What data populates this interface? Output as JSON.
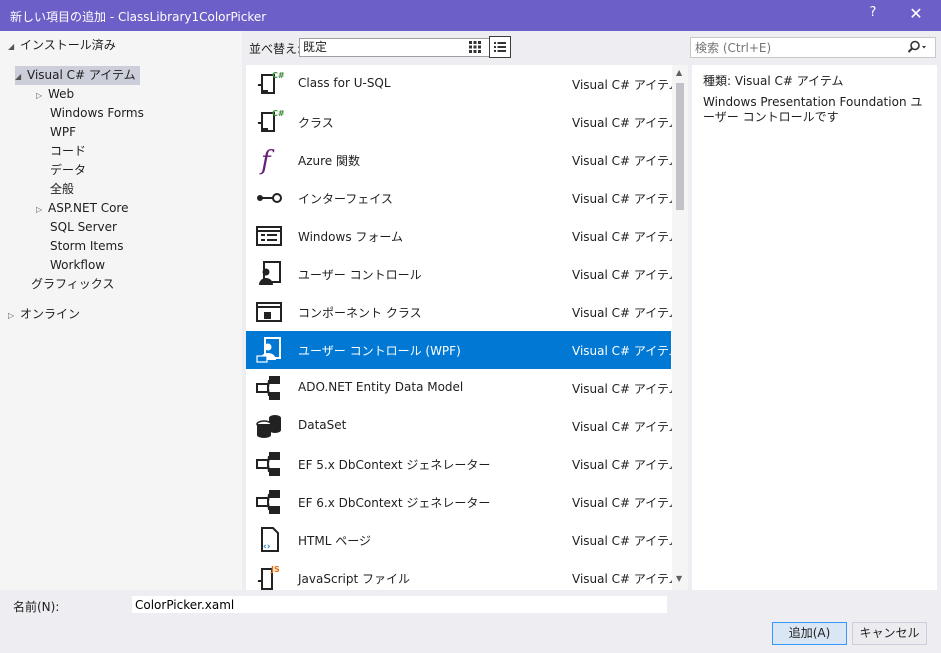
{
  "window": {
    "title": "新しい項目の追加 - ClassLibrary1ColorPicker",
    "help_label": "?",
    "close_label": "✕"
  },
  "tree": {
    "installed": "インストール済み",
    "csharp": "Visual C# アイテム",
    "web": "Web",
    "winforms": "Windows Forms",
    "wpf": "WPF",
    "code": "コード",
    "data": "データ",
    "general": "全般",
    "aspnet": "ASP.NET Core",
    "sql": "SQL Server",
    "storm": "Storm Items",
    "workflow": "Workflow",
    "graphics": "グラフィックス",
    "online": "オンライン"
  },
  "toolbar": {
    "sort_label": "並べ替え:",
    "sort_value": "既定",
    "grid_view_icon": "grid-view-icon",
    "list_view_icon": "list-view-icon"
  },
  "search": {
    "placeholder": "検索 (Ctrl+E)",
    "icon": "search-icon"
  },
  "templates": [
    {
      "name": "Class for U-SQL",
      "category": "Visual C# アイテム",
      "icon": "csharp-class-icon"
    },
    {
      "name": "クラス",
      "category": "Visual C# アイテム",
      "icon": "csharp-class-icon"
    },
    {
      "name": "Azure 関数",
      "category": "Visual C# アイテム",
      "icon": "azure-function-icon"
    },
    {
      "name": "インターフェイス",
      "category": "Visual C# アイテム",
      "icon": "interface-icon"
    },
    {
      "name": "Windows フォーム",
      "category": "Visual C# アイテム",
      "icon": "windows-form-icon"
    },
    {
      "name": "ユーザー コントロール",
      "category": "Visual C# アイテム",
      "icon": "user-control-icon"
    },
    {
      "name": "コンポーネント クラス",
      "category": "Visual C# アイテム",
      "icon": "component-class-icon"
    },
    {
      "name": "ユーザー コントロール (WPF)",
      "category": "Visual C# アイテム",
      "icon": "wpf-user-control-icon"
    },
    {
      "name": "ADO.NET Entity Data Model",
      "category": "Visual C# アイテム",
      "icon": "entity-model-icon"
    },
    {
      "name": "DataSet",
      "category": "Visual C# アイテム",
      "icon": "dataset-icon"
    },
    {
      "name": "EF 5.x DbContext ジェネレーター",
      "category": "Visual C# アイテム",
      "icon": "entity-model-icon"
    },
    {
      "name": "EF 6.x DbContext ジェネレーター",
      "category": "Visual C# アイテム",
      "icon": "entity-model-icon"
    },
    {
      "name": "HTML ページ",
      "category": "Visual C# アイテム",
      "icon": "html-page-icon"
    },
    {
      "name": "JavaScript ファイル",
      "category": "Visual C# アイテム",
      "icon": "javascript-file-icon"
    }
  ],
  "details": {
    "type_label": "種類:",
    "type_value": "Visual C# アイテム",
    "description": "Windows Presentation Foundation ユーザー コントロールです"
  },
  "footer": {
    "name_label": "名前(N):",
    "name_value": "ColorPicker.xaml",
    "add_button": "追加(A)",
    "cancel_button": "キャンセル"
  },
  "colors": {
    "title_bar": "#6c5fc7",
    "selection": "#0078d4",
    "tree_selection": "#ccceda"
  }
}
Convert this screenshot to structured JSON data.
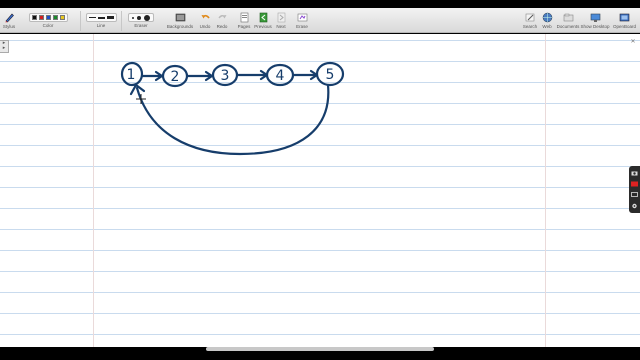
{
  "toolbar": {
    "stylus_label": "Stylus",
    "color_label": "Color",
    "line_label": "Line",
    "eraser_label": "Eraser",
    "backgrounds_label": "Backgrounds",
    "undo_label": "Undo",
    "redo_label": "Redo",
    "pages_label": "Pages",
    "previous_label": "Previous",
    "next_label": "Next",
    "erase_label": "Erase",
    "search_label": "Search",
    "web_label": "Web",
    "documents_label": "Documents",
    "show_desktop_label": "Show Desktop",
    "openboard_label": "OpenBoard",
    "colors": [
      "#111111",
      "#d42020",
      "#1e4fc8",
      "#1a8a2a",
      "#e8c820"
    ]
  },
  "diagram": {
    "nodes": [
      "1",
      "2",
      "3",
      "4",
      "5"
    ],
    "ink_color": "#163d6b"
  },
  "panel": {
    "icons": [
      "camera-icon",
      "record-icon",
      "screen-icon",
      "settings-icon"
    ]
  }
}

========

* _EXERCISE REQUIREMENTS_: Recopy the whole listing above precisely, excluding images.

* _ANSWER FOR THIS EXERCISE_:
What data populates this interface? Output as JSON.
{
  "window": {
    "title": "新しい項目の追加 - ClassLibrary1ColorPicker",
    "help_label": "?",
    "close_label": "✕"
  },
  "tree": {
    "installed": "インストール済み",
    "csharp": "Visual C# アイテム",
    "web": "Web",
    "winforms": "Windows Forms",
    "wpf": "WPF",
    "code": "コード",
    "data": "データ",
    "general": "全般",
    "aspnet": "ASP.NET Core",
    "sql": "SQL Server",
    "storm": "Storm Items",
    "workflow": "Workflow",
    "graphics": "グラフィックス",
    "online": "オンライン"
  },
  "toolbar": {
    "sort_label": "並べ替え:",
    "sort_value": "既定",
    "grid_view_icon": "grid-view-icon",
    "list_view_icon": "list-view-icon"
  },
  "search": {
    "placeholder": "検索 (Ctrl+E)",
    "icon": "search-icon"
  },
  "templates": [
    {
      "name": "Class for U-SQL",
      "category": "Visual C# アイテム",
      "icon": "csharp-class-icon"
    },
    {
      "name": "クラス",
      "category": "Visual C# アイテム",
      "icon": "csharp-class-icon"
    },
    {
      "name": "Azure 関数",
      "category": "Visual C# アイテム",
      "icon": "azure-function-icon"
    },
    {
      "name": "インターフェイス",
      "category": "Visual C# アイテム",
      "icon": "interface-icon"
    },
    {
      "name": "Windows フォーム",
      "category": "Visual C# アイテム",
      "icon": "windows-form-icon"
    },
    {
      "name": "ユーザー コントロール",
      "category": "Visual C# アイテム",
      "icon": "user-control-icon"
    },
    {
      "name": "コンポーネント クラス",
      "category": "Visual C# アイテム",
      "icon": "component-class-icon"
    },
    {
      "name": "ユーザー コントロール (WPF)",
      "category": "Visual C# アイテム",
      "icon": "wpf-user-control-icon"
    },
    {
      "name": "ADO.NET Entity Data Model",
      "category": "Visual C# アイテム",
      "icon": "entity-model-icon"
    },
    {
      "name": "DataSet",
      "category": "Visual C# アイテム",
      "icon": "dataset-icon"
    },
    {
      "name": "EF 5.x DbContext ジェネレーター",
      "category": "Visual C# アイテム",
      "icon": "entity-model-icon"
    },
    {
      "name": "EF 6.x DbContext ジェネレーター",
      "category": "Visual C# アイテム",
      "icon": "entity-model-icon"
    },
    {
      "name": "HTML ページ",
      "category": "Visual C# アイテム",
      "icon": "html-page-icon"
    },
    {
      "name": "JavaScript ファイル",
      "category": "Visual C# アイテム",
      "icon": "javascript-file-icon"
    }
  ],
  "details": {
    "type_label": "種類:",
    "type_value": "Visual C# アイテム",
    "description": "Windows Presentation Foundation ユーザー コントロールです"
  },
  "footer": {
    "name_label": "名前(N):",
    "name_value": "ColorPicker.xaml",
    "add_button": "追加(A)",
    "cancel_button": "キャンセル"
  },
  "colors": {
    "title_bar": "#6c5fc7",
    "selection": "#0078d4",
    "tree_selection": "#ccceda"
  }
}
Convert this screenshot to structured JSON data.
{
  "toolbar": {
    "stylus_label": "Stylus",
    "color_label": "Color",
    "line_label": "Line",
    "eraser_label": "Eraser",
    "backgrounds_label": "Backgrounds",
    "undo_label": "Undo",
    "redo_label": "Redo",
    "pages_label": "Pages",
    "previous_label": "Previous",
    "next_label": "Next",
    "erase_label": "Erase",
    "search_label": "Search",
    "web_label": "Web",
    "documents_label": "Documents",
    "show_desktop_label": "Show Desktop",
    "openboard_label": "OpenBoard",
    "colors": [
      "#111111",
      "#d42020",
      "#1e4fc8",
      "#1a8a2a",
      "#e8c820"
    ]
  },
  "diagram": {
    "nodes": [
      "1",
      "2",
      "3",
      "4",
      "5"
    ],
    "ink_color": "#163d6b"
  },
  "panel": {
    "icons": [
      "camera-icon",
      "record-icon",
      "screen-icon",
      "settings-icon"
    ]
  }
}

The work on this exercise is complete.